Homework: The Basics
Homework can take many forms. For example, your child might be asked to do a worksheet or project, to do some reading or writing, or to collect interesting objects to share with the class.
Homework can help your child:
· practice skills learned in class
· get ready for the next day’s work
· work on an ongoing project that needs extra resources such as the library, the internet, or a parent’s help
· learn time management and organizational skills, such as working to a deadline in class and at home, and
finding a balance between work and play.
Homework has benefits for parents, too – it gives you the chance to see what your child is learning about at school. It also gives you the chance to let your child know your views and values about learning and education by showing interest in and helping with homework.
In the early school years, there’s no clear evidence that doing homework helps your child do well at school. But homework can have other benefits in these years. It can help children learn time management and organizational skills, make links between school and home, and involve parents in their child’s education.
As children get older, homework does have clear academic benefits – there’s a strong link between homework and achievement, particularly in secondary school.
Making Homework Work
Find the right time
For some children, the best time to get homework done will be right after school. Others might need a break to play and unwind first. No matter what, the optimal time is when you can be around to supervise and give your child a helping hand if needed.
Most children can concentrate for only about 15 minutes at a time before they might need a brief break. Get your child to do some neck stretches, arm shakes and finger wriggles. A favorite activity, like watching TV or playing outside, might be a reward for when your child has finished the homework.
Create the right environment
It’s a good idea to set up your child somewhere that has good light, air and enough space for her to spread out with her books, pens and other resources.
Try to minimize distractions by turning off the TV and asking siblings to stay away. You could also ask your child to leave his mobile phone with you. If he’s using a computer that’s connected to the internet, you might want to keep it in a shared family area so you can keep an eye on the sites he’Is visiting.
Help your child get organized
You can show your child how to break down big assignments or projects into smaller, more manageable tasks. She might then plan to do one each night. If she has several different assignments in one week, help her plan what to do each night.
Older children might benefit from a homework planner so they can see when assignments are due and plan accordingly.
Help your child develop a positive approach
Schoolwork isn’t always easy. Your job is to help your child develop a positive approach to academic and organizational challenges.
If your child avoids challenges, encourage him to sort the tasks into those he finds easy and those he finds difficult. Get him to do ‘easier’ tasks first to build his confidence, then guide him through the more difficult tasks.
If your child is struggling with a particular assignment, you could help her approach the problem positively by getting her to pinpoint what she’s finding difficult. From there, you can brainstorm some solutions together, weighing up the pros and cons of the different options to find the best one. You can also help your child identify people or resources that could help her further.

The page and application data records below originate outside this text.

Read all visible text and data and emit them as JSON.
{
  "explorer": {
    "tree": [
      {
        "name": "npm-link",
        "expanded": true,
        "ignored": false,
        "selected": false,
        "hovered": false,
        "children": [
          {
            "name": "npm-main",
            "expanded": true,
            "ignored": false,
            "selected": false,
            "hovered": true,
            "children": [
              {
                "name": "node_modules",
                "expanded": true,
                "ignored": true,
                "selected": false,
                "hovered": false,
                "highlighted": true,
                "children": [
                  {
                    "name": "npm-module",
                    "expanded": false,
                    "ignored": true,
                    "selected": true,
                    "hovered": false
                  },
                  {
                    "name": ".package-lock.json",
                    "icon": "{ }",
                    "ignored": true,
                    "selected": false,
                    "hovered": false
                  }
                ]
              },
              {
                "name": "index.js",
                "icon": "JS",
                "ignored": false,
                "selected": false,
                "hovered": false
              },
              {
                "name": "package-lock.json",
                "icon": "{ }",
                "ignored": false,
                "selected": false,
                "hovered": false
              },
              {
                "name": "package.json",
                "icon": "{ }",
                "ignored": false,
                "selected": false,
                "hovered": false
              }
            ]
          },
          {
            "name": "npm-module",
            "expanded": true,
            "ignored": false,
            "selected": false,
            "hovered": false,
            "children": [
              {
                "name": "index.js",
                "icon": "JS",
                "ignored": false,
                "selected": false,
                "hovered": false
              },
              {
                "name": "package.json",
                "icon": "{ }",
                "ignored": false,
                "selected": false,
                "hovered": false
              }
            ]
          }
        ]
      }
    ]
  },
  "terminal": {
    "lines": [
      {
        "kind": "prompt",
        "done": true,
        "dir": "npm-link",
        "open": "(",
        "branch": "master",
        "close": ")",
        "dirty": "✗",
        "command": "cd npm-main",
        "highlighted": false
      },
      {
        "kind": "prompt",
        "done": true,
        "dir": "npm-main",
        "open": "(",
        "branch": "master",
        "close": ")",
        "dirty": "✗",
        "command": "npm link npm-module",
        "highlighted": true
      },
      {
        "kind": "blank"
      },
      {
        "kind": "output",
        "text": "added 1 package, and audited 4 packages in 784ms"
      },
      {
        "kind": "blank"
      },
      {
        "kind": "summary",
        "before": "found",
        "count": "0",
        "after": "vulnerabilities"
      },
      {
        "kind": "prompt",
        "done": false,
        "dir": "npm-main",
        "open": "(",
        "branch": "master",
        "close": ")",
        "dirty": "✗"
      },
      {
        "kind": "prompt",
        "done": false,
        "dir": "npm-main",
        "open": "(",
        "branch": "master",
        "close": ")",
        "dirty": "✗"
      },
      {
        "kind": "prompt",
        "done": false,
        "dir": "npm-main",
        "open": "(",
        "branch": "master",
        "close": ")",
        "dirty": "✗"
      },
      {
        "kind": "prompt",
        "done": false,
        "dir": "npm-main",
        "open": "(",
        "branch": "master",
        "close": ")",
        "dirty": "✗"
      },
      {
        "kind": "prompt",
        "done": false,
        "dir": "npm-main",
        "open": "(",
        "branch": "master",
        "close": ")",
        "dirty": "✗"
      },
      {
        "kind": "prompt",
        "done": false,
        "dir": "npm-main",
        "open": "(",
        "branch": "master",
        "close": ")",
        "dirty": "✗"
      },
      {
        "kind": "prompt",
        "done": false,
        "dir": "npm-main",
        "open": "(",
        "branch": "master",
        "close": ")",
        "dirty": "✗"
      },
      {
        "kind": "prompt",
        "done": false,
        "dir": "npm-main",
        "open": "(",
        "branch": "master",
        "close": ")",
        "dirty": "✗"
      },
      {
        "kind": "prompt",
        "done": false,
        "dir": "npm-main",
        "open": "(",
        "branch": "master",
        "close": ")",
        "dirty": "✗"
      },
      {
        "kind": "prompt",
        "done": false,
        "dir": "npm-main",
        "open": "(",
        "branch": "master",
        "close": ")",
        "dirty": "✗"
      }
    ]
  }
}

Children often have trouble getting started on projects or coming up with ideas. Your support at this stage of homework can help things get off to a good start, and help your child avoid procrastination and frustration.
Information obtained from: Raising Children Network